- [TASK INSTRUCTIONS]:
In the records that follow, show each line where the word "young" is present.

- [RECORDS TO USE]:
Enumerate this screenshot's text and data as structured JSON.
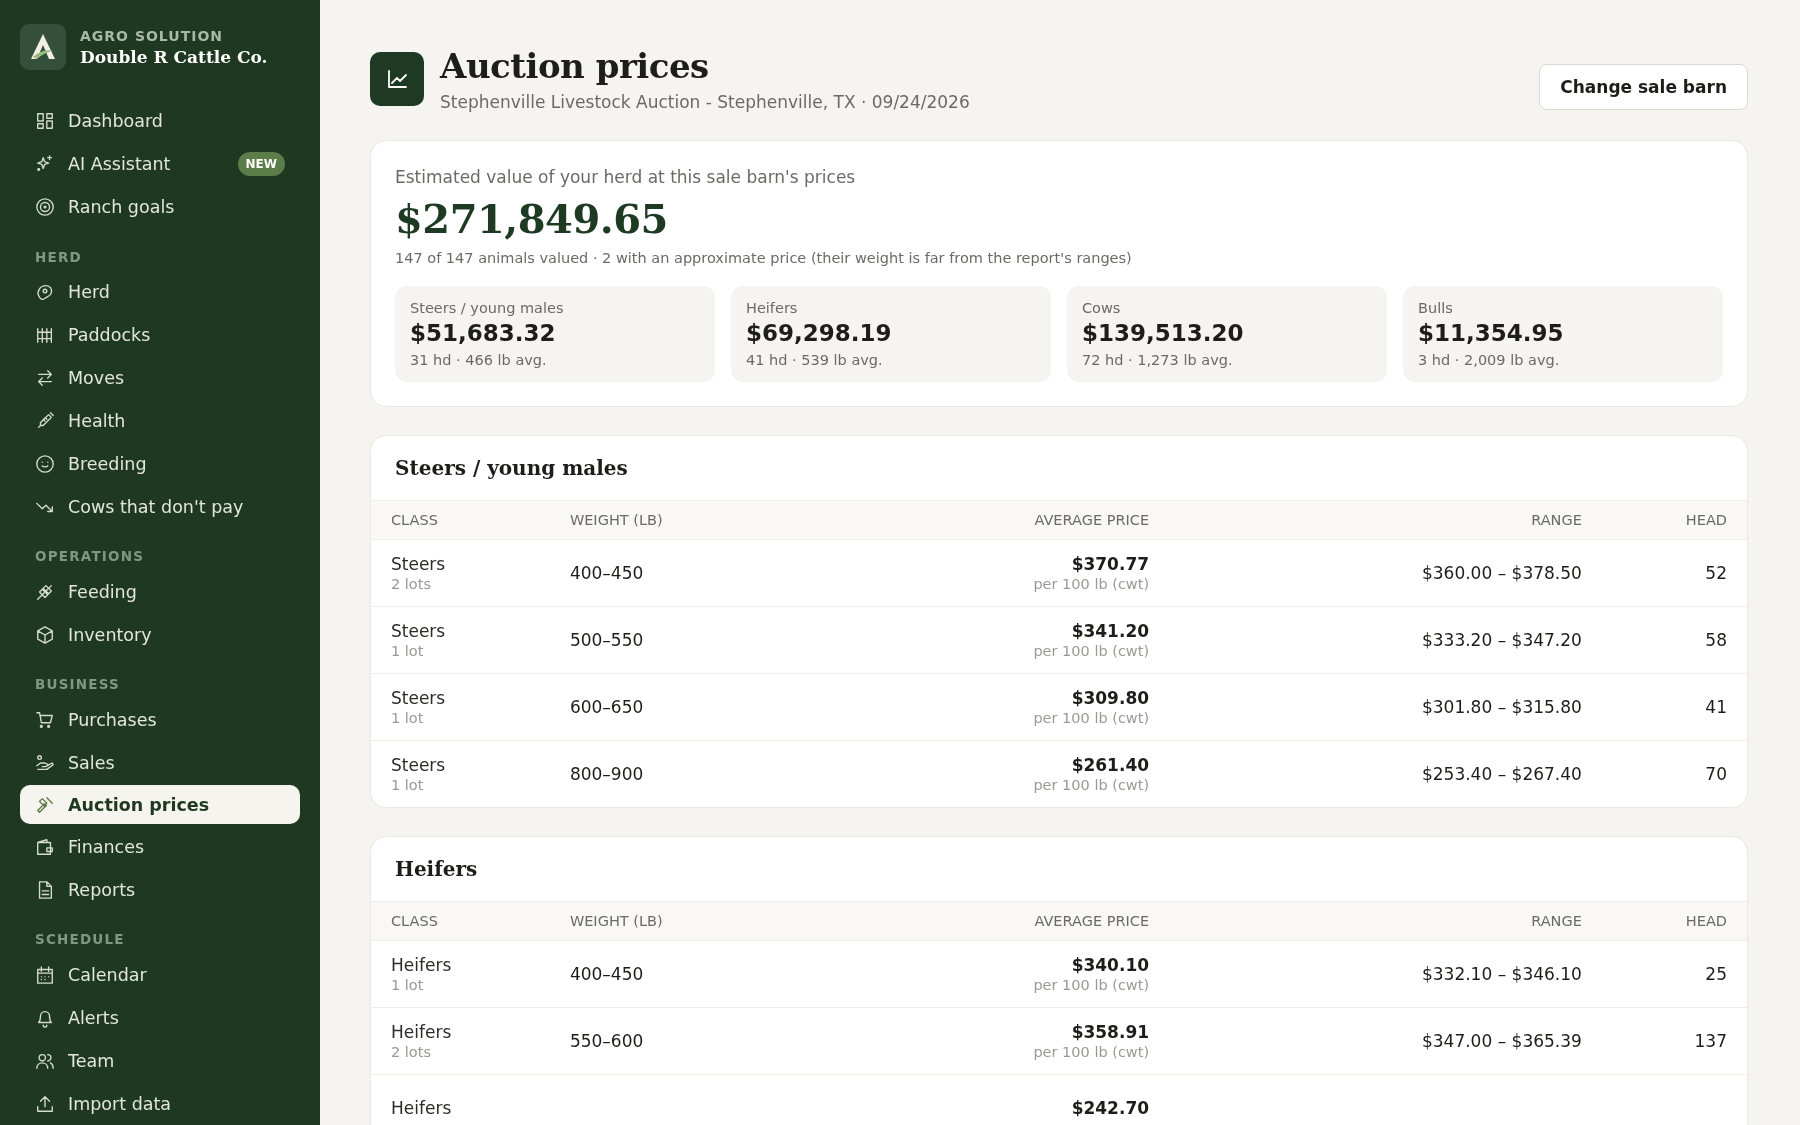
{
  "brand": {
    "kicker": "AGRO SOLUTION",
    "name": "Double R Cattle Co."
  },
  "sidebar": {
    "sections": [
      {
        "items": [
          {
            "label": "Dashboard",
            "selected": false
          },
          {
            "label": "AI Assistant",
            "badge": "NEW",
            "selected": false
          },
          {
            "label": "Ranch goals",
            "selected": false
          }
        ]
      },
      {
        "title": "HERD",
        "items": [
          {
            "label": "Herd",
            "selected": false
          },
          {
            "label": "Paddocks",
            "selected": false
          },
          {
            "label": "Moves",
            "selected": false
          },
          {
            "label": "Health",
            "selected": false
          },
          {
            "label": "Breeding",
            "selected": false
          },
          {
            "label": "Cows that don't pay",
            "selected": false
          }
        ]
      },
      {
        "title": "OPERATIONS",
        "items": [
          {
            "label": "Feeding",
            "selected": false
          },
          {
            "label": "Inventory",
            "selected": false
          }
        ]
      },
      {
        "title": "BUSINESS",
        "items": [
          {
            "label": "Purchases",
            "selected": false
          },
          {
            "label": "Sales",
            "selected": false
          },
          {
            "label": "Auction prices",
            "selected": true
          },
          {
            "label": "Finances",
            "selected": false
          },
          {
            "label": "Reports",
            "selected": false
          }
        ]
      },
      {
        "title": "SCHEDULE",
        "items": [
          {
            "label": "Calendar",
            "selected": false
          },
          {
            "label": "Alerts",
            "selected": false
          },
          {
            "label": "Team",
            "selected": false
          },
          {
            "label": "Import data",
            "selected": false
          }
        ]
      }
    ]
  },
  "header": {
    "title": "Auction prices",
    "subtitle": "Stephenville Livestock Auction - Stephenville, TX · 09/24/2026",
    "button": "Change sale barn"
  },
  "summary": {
    "label": "Estimated value of your herd at this sale barn's prices",
    "total": "$271,849.65",
    "note": "147 of 147 animals valued · 2 with an approximate price (their weight is far from the report's ranges)",
    "stats": [
      {
        "label": "Steers / young males",
        "value": "$51,683.32",
        "detail": "31 hd · 466 lb avg."
      },
      {
        "label": "Heifers",
        "value": "$69,298.19",
        "detail": "41 hd · 539 lb avg."
      },
      {
        "label": "Cows",
        "value": "$139,513.20",
        "detail": "72 hd · 1,273 lb avg."
      },
      {
        "label": "Bulls",
        "value": "$11,354.95",
        "detail": "3 hd · 2,009 lb avg."
      }
    ]
  },
  "tables": [
    {
      "title": "Steers / young males",
      "columns": [
        "CLASS",
        "WEIGHT (LB)",
        "AVERAGE PRICE",
        "RANGE",
        "HEAD"
      ],
      "rows": [
        {
          "class": "Steers",
          "lots": "2 lots",
          "weight": "400–450",
          "price": "$370.77",
          "unit": "per 100 lb (cwt)",
          "range": "$360.00 – $378.50",
          "head": "52"
        },
        {
          "class": "Steers",
          "lots": "1 lot",
          "weight": "500–550",
          "price": "$341.20",
          "unit": "per 100 lb (cwt)",
          "range": "$333.20 – $347.20",
          "head": "58"
        },
        {
          "class": "Steers",
          "lots": "1 lot",
          "weight": "600–650",
          "price": "$309.80",
          "unit": "per 100 lb (cwt)",
          "range": "$301.80 – $315.80",
          "head": "41"
        },
        {
          "class": "Steers",
          "lots": "1 lot",
          "weight": "800–900",
          "price": "$261.40",
          "unit": "per 100 lb (cwt)",
          "range": "$253.40 – $267.40",
          "head": "70"
        }
      ]
    },
    {
      "title": "Heifers",
      "columns": [
        "CLASS",
        "WEIGHT (LB)",
        "AVERAGE PRICE",
        "RANGE",
        "HEAD"
      ],
      "rows": [
        {
          "class": "Heifers",
          "lots": "1 lot",
          "weight": "400–450",
          "price": "$340.10",
          "unit": "per 100 lb (cwt)",
          "range": "$332.10 – $346.10",
          "head": "25"
        },
        {
          "class": "Heifers",
          "lots": "2 lots",
          "weight": "550–600",
          "price": "$358.91",
          "unit": "per 100 lb (cwt)",
          "range": "$347.00 – $365.39",
          "head": "137"
        },
        {
          "class": "Heifers",
          "price": "$242.70"
        }
      ]
    }
  ]
}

- [TASK ANSWER]:
        "label": "Steers / young males",
      "title": "Steers / young males",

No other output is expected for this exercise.